» Your task
Using the data below, show every line where the word "accent" occurs.

» Dataset excerpts
★ ★ ★ ★ ★
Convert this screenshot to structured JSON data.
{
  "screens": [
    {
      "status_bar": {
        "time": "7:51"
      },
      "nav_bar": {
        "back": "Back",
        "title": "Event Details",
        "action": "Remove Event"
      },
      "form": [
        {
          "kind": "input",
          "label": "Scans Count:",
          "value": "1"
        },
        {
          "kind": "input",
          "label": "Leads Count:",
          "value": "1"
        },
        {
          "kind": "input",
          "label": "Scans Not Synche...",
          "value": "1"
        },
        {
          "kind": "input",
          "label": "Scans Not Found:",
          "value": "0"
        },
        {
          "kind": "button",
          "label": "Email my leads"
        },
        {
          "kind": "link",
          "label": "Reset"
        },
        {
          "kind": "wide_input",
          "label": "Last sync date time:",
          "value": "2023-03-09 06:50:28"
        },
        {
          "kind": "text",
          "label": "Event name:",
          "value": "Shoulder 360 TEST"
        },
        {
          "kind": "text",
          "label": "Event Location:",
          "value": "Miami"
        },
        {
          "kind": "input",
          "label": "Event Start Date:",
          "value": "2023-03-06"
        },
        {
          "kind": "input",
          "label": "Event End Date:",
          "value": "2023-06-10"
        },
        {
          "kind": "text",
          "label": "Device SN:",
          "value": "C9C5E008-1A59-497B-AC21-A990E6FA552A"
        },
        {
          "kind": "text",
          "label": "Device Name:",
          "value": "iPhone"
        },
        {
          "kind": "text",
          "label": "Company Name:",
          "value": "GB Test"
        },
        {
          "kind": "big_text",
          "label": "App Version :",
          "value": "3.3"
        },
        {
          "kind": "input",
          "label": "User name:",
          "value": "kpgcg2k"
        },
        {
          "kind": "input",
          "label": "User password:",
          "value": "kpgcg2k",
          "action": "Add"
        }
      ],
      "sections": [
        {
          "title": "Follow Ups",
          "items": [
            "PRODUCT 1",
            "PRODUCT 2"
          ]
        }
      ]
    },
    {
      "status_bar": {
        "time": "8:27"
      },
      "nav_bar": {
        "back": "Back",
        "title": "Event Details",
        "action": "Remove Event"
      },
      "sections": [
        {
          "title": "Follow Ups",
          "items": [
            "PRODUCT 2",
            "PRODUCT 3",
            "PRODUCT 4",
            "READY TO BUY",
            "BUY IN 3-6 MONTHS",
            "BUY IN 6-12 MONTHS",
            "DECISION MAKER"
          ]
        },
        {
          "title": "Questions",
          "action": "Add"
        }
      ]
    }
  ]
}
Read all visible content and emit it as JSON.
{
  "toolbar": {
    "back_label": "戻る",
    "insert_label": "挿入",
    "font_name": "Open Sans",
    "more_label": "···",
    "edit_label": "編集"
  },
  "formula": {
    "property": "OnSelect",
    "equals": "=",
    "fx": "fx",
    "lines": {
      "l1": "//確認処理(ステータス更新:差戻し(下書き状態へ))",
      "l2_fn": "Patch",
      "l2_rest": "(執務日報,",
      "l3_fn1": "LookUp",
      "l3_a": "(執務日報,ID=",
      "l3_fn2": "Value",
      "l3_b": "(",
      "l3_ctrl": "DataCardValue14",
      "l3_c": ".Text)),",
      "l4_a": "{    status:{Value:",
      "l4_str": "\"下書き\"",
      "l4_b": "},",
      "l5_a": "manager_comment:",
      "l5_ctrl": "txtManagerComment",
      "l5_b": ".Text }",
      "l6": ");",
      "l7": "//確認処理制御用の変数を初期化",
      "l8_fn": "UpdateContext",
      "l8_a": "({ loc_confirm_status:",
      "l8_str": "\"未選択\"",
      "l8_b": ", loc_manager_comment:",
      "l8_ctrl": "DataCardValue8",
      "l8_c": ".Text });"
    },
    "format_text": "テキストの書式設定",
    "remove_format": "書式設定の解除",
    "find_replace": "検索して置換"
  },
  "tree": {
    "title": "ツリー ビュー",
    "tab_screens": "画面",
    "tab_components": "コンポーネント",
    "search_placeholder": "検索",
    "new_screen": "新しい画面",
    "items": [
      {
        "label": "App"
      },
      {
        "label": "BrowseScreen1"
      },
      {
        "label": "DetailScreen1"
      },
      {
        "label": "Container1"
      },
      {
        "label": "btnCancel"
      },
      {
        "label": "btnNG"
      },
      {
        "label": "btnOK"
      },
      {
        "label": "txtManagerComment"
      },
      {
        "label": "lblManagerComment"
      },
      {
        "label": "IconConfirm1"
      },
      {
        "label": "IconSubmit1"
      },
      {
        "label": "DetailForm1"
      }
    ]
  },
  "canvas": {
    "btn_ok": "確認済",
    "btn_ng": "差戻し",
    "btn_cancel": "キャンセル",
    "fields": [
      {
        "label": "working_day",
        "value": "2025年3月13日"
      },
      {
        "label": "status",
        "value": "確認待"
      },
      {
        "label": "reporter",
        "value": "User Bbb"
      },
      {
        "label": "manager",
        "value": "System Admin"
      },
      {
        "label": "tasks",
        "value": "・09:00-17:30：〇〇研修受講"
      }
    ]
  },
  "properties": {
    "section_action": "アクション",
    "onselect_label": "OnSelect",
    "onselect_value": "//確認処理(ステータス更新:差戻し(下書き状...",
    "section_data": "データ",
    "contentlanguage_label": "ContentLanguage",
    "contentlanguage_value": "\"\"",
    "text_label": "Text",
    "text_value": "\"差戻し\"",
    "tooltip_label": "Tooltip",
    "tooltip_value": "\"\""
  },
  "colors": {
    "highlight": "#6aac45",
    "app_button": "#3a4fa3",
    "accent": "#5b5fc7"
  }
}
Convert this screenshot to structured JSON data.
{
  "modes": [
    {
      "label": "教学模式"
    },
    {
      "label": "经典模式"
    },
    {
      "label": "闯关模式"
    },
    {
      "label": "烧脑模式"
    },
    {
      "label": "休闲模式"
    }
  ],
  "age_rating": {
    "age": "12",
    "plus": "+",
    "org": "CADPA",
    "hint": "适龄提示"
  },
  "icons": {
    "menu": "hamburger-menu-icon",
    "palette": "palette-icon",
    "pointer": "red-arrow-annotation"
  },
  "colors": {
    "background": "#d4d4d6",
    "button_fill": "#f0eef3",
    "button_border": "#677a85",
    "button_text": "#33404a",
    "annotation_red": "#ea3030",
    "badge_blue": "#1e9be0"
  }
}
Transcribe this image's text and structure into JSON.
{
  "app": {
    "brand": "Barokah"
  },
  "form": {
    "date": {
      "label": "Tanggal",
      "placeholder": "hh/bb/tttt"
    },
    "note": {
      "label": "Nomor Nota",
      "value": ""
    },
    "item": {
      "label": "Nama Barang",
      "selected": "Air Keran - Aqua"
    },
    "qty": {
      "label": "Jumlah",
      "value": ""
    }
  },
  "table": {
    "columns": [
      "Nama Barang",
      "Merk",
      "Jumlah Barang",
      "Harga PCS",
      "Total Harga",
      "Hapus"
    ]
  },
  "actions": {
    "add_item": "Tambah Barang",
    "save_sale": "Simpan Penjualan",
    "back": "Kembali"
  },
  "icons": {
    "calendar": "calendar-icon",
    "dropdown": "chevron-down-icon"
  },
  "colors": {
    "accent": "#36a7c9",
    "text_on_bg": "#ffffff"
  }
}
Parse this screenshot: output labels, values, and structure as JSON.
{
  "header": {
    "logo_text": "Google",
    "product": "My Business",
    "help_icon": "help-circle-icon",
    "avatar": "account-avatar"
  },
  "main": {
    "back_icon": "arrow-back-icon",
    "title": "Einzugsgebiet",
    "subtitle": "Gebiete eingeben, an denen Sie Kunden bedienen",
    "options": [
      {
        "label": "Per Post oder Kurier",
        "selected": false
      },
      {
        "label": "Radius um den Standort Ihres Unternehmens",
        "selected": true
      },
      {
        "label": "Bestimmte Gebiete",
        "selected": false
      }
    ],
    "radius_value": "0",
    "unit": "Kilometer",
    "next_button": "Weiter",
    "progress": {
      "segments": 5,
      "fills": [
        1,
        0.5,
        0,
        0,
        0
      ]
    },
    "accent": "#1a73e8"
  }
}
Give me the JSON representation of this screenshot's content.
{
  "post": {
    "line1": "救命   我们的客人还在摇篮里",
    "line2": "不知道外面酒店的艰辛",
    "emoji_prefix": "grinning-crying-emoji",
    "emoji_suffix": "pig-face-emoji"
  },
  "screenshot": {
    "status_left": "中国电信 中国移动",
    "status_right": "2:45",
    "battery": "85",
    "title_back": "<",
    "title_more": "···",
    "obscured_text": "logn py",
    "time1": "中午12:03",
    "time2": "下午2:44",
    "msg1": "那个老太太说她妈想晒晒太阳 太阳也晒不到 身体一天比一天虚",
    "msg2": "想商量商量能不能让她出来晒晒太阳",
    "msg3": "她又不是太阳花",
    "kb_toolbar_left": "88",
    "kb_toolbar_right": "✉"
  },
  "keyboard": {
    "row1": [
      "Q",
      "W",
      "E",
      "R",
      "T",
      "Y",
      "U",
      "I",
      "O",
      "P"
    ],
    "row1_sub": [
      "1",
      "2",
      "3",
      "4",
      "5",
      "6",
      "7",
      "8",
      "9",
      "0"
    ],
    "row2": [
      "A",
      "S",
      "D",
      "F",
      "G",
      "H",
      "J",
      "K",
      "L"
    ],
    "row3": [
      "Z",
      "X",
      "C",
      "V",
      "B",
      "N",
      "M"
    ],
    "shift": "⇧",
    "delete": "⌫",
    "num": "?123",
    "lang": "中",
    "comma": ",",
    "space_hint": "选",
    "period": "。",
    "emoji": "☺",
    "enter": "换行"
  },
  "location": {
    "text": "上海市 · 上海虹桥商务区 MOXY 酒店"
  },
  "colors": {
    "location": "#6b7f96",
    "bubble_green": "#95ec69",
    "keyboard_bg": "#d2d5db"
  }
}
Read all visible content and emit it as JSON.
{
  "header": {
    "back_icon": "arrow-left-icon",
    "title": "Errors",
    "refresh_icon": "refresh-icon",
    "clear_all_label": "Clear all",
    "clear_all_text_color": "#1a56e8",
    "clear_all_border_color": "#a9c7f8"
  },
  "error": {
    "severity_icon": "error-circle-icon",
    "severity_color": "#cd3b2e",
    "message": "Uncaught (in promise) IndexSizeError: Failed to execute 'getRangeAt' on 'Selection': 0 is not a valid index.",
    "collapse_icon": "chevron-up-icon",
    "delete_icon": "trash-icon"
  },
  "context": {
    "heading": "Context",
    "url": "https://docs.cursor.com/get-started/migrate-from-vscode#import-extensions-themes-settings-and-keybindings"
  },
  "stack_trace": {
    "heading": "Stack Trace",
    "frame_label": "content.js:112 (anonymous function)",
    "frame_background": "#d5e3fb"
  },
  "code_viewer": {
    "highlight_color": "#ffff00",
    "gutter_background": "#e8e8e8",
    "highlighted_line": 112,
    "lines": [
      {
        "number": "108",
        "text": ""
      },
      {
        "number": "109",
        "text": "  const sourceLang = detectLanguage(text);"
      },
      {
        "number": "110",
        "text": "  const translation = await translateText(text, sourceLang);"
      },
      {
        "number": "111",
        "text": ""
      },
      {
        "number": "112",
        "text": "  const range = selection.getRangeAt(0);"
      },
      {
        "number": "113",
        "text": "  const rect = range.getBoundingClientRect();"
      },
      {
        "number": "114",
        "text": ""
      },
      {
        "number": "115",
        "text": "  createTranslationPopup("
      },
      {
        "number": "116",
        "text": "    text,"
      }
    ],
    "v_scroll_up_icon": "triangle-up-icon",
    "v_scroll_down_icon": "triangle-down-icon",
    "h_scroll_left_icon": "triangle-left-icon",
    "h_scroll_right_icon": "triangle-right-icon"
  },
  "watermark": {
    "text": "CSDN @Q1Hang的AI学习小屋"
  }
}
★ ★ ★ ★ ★
» Written reply
    "accent": "#5b5fc7"
    "accent": "#36a7c9",
    "accent": "#1a73e8"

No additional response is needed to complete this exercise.